By: Jonesborough Genealogical Society
Many people find the cousin relationship extremely confusing, so we’ll try to clarify it. Suppose that two people marry and have four children – A, B, C and D, each of whom has a child – A1, B1, C1 and D1, respectively. They have children A2, B2, C2 and D2, who have children A3, B3, C3 and D3, who have children A4, B4, C4 and D4. The children of the brothers and sisters (A,B,C,D) are first cousins – A1, B1, C1, D1. The children of first cousins – A2, B2, C2, D2 – are second cousins. The children of second cousins – A3, B3, C3 and D3 are third cousins, etc.
Things start getting confused when we get into the “removed” relationship – the non-direct kinship. For example, what is the relationship between A1 and B2? Go back to the closest direct kinship, which is A1 and B1, who are first cousins; B2 is removed one generation from B1; therefore, A1, B2 is removed one generation from B1; therefore, A1 and B2, are first cousins, once removed. Note that A1 would have the same relationship with C2 and D2, and B2 would have the same relationship with C1 and D1.

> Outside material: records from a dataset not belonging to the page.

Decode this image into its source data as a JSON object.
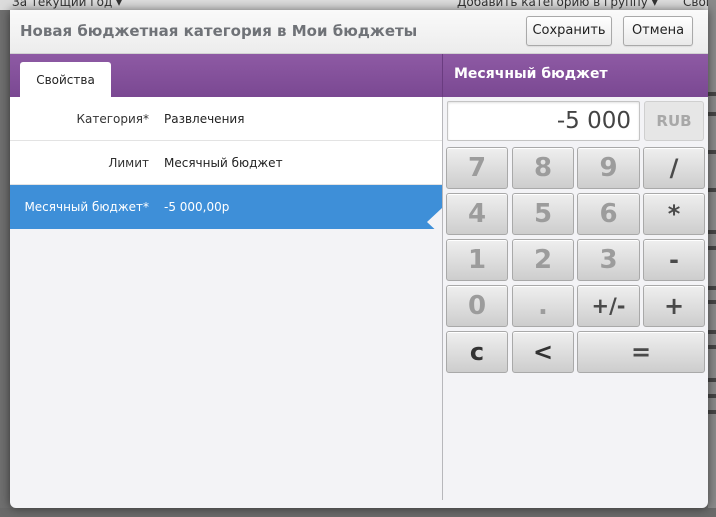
{
  "background": {
    "top_left": "За текущий год ▾",
    "top_mid": "Добавить категорию в группу ▾",
    "top_right": "Свойс"
  },
  "modal": {
    "title": "Новая бюджетная категория в Мои бюджеты",
    "save_label": "Сохранить",
    "cancel_label": "Отмена"
  },
  "tab": {
    "label": "Свойства"
  },
  "form": {
    "rows": [
      {
        "label": "Категория*",
        "value": "Развлечения"
      },
      {
        "label": "Лимит",
        "value": "Месячный бюджет"
      },
      {
        "label": "Месячный бюджет*",
        "value": "-5 000,00р"
      }
    ]
  },
  "calculator": {
    "title": "Месячный бюджет",
    "display": "-5 000",
    "currency": "RUB",
    "keys": {
      "k7": "7",
      "k8": "8",
      "k9": "9",
      "div": "/",
      "k4": "4",
      "k5": "5",
      "k6": "6",
      "mul": "*",
      "k1": "1",
      "k2": "2",
      "k3": "3",
      "sub": "-",
      "k0": "0",
      "dot": ".",
      "neg": "+/-",
      "add": "+",
      "clear": "c",
      "back": "<",
      "eq": "="
    }
  },
  "colors": {
    "accent_purple": "#8e5aa4",
    "selected_row": "#3e8fd8"
  }
}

What, about B2 and D4? The direct relationship is between B2 and D2, who are second cousins; D4 is removed two generations; therefore, B2 and D4 are second cousins twice removed.
Let’s do one more. What is the kinship between B4 and C1? The closest direct relationship is between C1 and B1, who are first cousins; B4 is three generations from B1, so B4 and C1 are first cousins, thrice removed.
BROS. & SIS. A B C D
FIRST COUSINS A1 B1 C1 D1
SECOND COUSINS A2 B2 C2 D2
THIRD COUSINS A3 B3 C3 D3
FOURTH COUSINS A4 B4 C4 D4